**WHAT THE TASK ASKS**
Return the material unaltered, line by line.

**RECORDS**
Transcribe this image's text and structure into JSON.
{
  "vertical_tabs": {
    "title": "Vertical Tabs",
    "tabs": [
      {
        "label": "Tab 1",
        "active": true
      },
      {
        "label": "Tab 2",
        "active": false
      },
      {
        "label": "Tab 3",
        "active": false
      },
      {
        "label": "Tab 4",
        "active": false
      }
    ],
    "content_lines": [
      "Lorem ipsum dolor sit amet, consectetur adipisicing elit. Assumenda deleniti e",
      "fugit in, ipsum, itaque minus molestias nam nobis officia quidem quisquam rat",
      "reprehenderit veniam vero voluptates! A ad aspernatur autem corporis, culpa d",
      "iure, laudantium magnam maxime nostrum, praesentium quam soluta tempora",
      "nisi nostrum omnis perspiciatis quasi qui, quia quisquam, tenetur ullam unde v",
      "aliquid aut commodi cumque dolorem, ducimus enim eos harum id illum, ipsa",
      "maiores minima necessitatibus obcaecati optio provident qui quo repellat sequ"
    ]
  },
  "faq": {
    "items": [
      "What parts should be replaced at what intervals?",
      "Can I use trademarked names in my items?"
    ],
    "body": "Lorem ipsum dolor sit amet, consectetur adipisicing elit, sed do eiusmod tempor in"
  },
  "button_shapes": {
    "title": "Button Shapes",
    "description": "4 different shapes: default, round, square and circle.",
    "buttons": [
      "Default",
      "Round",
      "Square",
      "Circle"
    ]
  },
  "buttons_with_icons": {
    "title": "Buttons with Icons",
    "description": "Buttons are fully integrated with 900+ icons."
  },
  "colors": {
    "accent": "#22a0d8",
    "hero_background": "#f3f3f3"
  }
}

**REPLY TO THE TASK**
Transcribe this image's text and structure into JSON.
{
  "vertical_tabs": {
    "title": "Vertical Tabs",
    "tabs": [
      {
        "label": "Tab 1",
        "active": true
      },
      {
        "label": "Tab 2",
        "active": false
      },
      {
        "label": "Tab 3",
        "active": false
      },
      {
        "label": "Tab 4",
        "active": false
      }
    ],
    "content_lines": [
      "Lorem ipsum dolor sit amet, consectetur adipisicing elit. Assumenda deleniti e",
      "fugit in, ipsum, itaque minus molestias nam nobis officia quidem quisquam rat",
      "reprehenderit veniam vero voluptates! A ad aspernatur autem corporis, culpa d",
      "iure, laudantium magnam maxime nostrum, praesentium quam soluta tempora",
      "nisi nostrum omnis perspiciatis quasi qui, quia quisquam, tenetur ullam unde v",
      "aliquid aut commodi cumque dolorem, ducimus enim eos harum id illum, ipsa",
      "maiores minima necessitatibus obcaecati optio provident qui quo repellat sequ"
    ]
  },
  "faq": {
    "items": [
      "What parts should be replaced at what intervals?",
      "Can I use trademarked names in my items?"
    ],
    "body": "Lorem ipsum dolor sit amet, consectetur adipisicing elit, sed do eiusmod tempor in"
  },
  "button_shapes": {
    "title": "Button Shapes",
    "description": "4 different shapes: default, round, square and circle.",
    "buttons": [
      "Default",
      "Round",
      "Square",
      "Circle"
    ]
  },
  "buttons_with_icons": {
    "title": "Buttons with Icons",
    "description": "Buttons are fully integrated with 900+ icons."
  },
  "colors": {
    "accent": "#22a0d8",
    "hero_background": "#f3f3f3"
  }
}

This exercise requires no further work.